Each line of the data holding "background" should be found and copied.

◆ Data records ◆
▼

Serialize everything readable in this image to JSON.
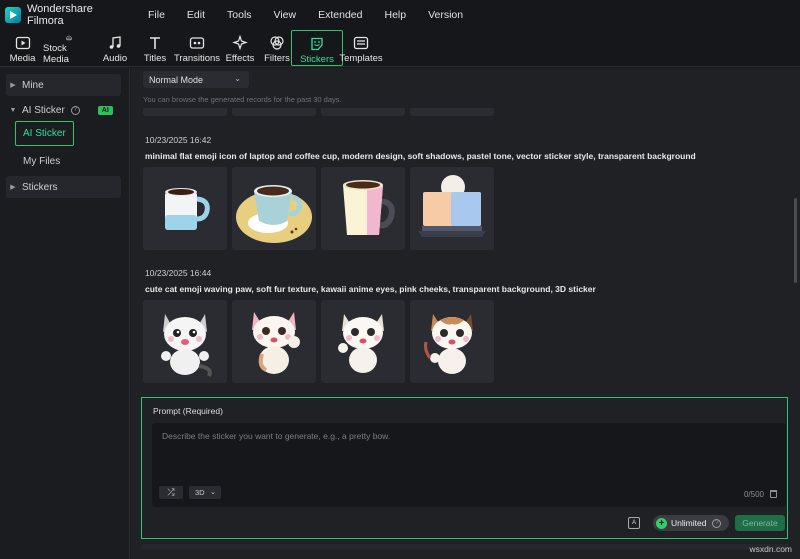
{
  "app": {
    "name": "Wondershare Filmora"
  },
  "menu": [
    "File",
    "Edit",
    "Tools",
    "View",
    "Extended",
    "Help",
    "Version"
  ],
  "toolbar": {
    "tabs": [
      {
        "label": "Media",
        "icon": "media-icon"
      },
      {
        "label": "Stock Media",
        "icon": "stock-media-icon"
      },
      {
        "label": "Audio",
        "icon": "audio-icon"
      },
      {
        "label": "Titles",
        "icon": "titles-icon"
      },
      {
        "label": "Transitions",
        "icon": "transitions-icon"
      },
      {
        "label": "Effects",
        "icon": "effects-icon"
      },
      {
        "label": "Filters",
        "icon": "filters-icon"
      },
      {
        "label": "Stickers",
        "icon": "stickers-icon",
        "active": true
      },
      {
        "label": "Templates",
        "icon": "templates-icon"
      }
    ]
  },
  "sidebar": {
    "mine": "Mine",
    "ai_sticker": "AI Sticker",
    "ai_badge": "AI",
    "ai_sticker_sub": "AI Sticker",
    "my_files": "My Files",
    "stickers": "Stickers"
  },
  "main": {
    "mode": "Normal Mode",
    "hint": "You can browse the generated records for the past 30 days.",
    "records": [
      {
        "date": "10/23/2025 16:42",
        "prompt": "minimal flat emoji icon of laptop and coffee cup, modern design, soft shadows, pastel tone, vector sticker style, transparent background",
        "thumbs": [
          "coffee-mug-sticker",
          "coffee-cup-saucer-sticker",
          "pastel-mug-sticker",
          "laptop-sticker"
        ]
      },
      {
        "date": "10/23/2025 16:44",
        "prompt": "cute cat emoji waving paw, soft fur texture, kawaii anime eyes, pink cheeks, transparent background, 3D sticker",
        "thumbs": [
          "cat-sticker-1",
          "cat-sticker-2",
          "cat-sticker-3",
          "cat-sticker-4"
        ]
      }
    ]
  },
  "prompt_panel": {
    "label": "Prompt (Required)",
    "placeholder": "Describe the sticker you want to generate, e.g., a pretty bow.",
    "style": "3D",
    "counter": "0/500",
    "unlimited": "Unlimited",
    "generate": "Generate"
  },
  "colors": {
    "accent": "#2ec36f",
    "background": "#1f2125"
  },
  "watermark": "wsxdn.com"
}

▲

◆ Solution ◆
        "prompt": "minimal flat emoji icon of laptop and coffee cup, modern design, soft shadows, pastel tone, vector sticker style, transparent background",
        "prompt": "cute cat emoji waving paw, soft fur texture, kawaii anime eyes, pink cheeks, transparent background, 3D sticker",
    "background": "#1f2125"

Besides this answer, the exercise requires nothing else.